Nevertheless, many challenges are still ahead. The education sector needs to dramatically improve its quality. Considering the future increase in population, the push to allow more private universities and to allow foreign universities to operate in India will strengthen.

Another crucial point is the delay in the spread of Internet and the smartphones. From this point of view, China has a great advantage against its rival. Since 2013, the Chinese have consistently reported rates of internet and smartphone use that are at least triple that of Indians (71% of Chinese adults report using internet occasionally, against the 21% Indians). The gap is similarly large when it comes to social media use[9].

Much will depend also on the foreign policy that could be pursued under Trump’s presidency, as the US, second largest trading partner of India, count for more than the 15% of Indian exports[10].

Last but not least, the conditions of women are still far by those of civilized countries. Although the Supreme Court of India said that ‘equal pay for equal’ work is an unambiguous constitutional right, the implementation is resulting very difficult[11].

The world is changing fast. Everything seems to be uncertain and unpredictable. One thing is certain, India will not stand by but it will play a leading role.

AUTHOR: Niccolò Ricci

[1] Narasimha Rao was an Indian lawyer and politician who served as the 9th Prime Minister of India, from 1991–1996.

[2] The income inequality reached the worrying level of more than 50% according to the Gini Index. Only China had greater inequality at that time.

[3] An impressive increase of almost 30%! India is currently the first country for FDI after China and US. World Bank Data.

[4] India is ranked 128th according to the Index of Economic Freedom , meaning that the country is less dependent on the external demand and thus more insulated by global evolutions.

[5] Indeed, in 2015 domestic credit to the private sector (percentage of GDP) stood at 52.6 per cent for India, compared to 153.3 per cent for China. Also the government debt is very moderate, with a ratio of roughly 70%.

[6] Well above the rate of China (0,52%) and aligned to those of most African countries, despite the higher degree of development.

[7] “Countries with the cheapest labor”, The Richest. The cheapest country in the world is Madagascar (0.18$ per hour), followed by Bangladesh, Pakistan, Ghana and Vietnam.

[8] India is ranked only 122nd globally (about 6.000$ per person, against an average of 15.000$), World Bank Data.

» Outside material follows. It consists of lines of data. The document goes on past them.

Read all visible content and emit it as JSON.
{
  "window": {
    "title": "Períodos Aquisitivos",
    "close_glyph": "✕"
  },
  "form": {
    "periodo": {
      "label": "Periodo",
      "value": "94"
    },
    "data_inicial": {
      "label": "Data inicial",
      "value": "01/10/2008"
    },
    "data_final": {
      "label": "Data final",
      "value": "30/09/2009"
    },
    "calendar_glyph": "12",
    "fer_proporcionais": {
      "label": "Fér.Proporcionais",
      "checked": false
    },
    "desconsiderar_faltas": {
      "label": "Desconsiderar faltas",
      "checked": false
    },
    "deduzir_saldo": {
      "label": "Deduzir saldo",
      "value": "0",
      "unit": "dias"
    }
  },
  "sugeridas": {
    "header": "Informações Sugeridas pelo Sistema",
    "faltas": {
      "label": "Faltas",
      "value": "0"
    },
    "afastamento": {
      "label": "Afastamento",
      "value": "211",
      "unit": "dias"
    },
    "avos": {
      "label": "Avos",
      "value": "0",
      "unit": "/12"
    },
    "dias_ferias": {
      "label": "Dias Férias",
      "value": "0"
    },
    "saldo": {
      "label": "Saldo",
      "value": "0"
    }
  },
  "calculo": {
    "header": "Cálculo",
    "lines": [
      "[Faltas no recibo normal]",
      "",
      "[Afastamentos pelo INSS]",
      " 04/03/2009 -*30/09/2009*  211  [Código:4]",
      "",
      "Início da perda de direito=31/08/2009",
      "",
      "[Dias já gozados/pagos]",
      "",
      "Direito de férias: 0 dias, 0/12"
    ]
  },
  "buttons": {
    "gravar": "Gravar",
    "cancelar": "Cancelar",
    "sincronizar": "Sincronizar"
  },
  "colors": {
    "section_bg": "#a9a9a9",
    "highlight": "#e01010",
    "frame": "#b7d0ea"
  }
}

[9] According to the Spring 2016 Global Attitude Survey, by PEW Research (www.pewresearch.org).

[10] China is the largest trading partner of India, followed by USA, United Arab Emirates, Saudi Arabia and Switzerland. Department of Commerce of India.

On the other hand, India is the main counterparty of Buthan, Guinea-Bissau, Nepal and Afghanistan. CIA World Factbook, 2015.

[11] According to the Gender Gap Index 2015, set by the World Economic Forum, India is ranked only 108th. Iceland leads this special rank.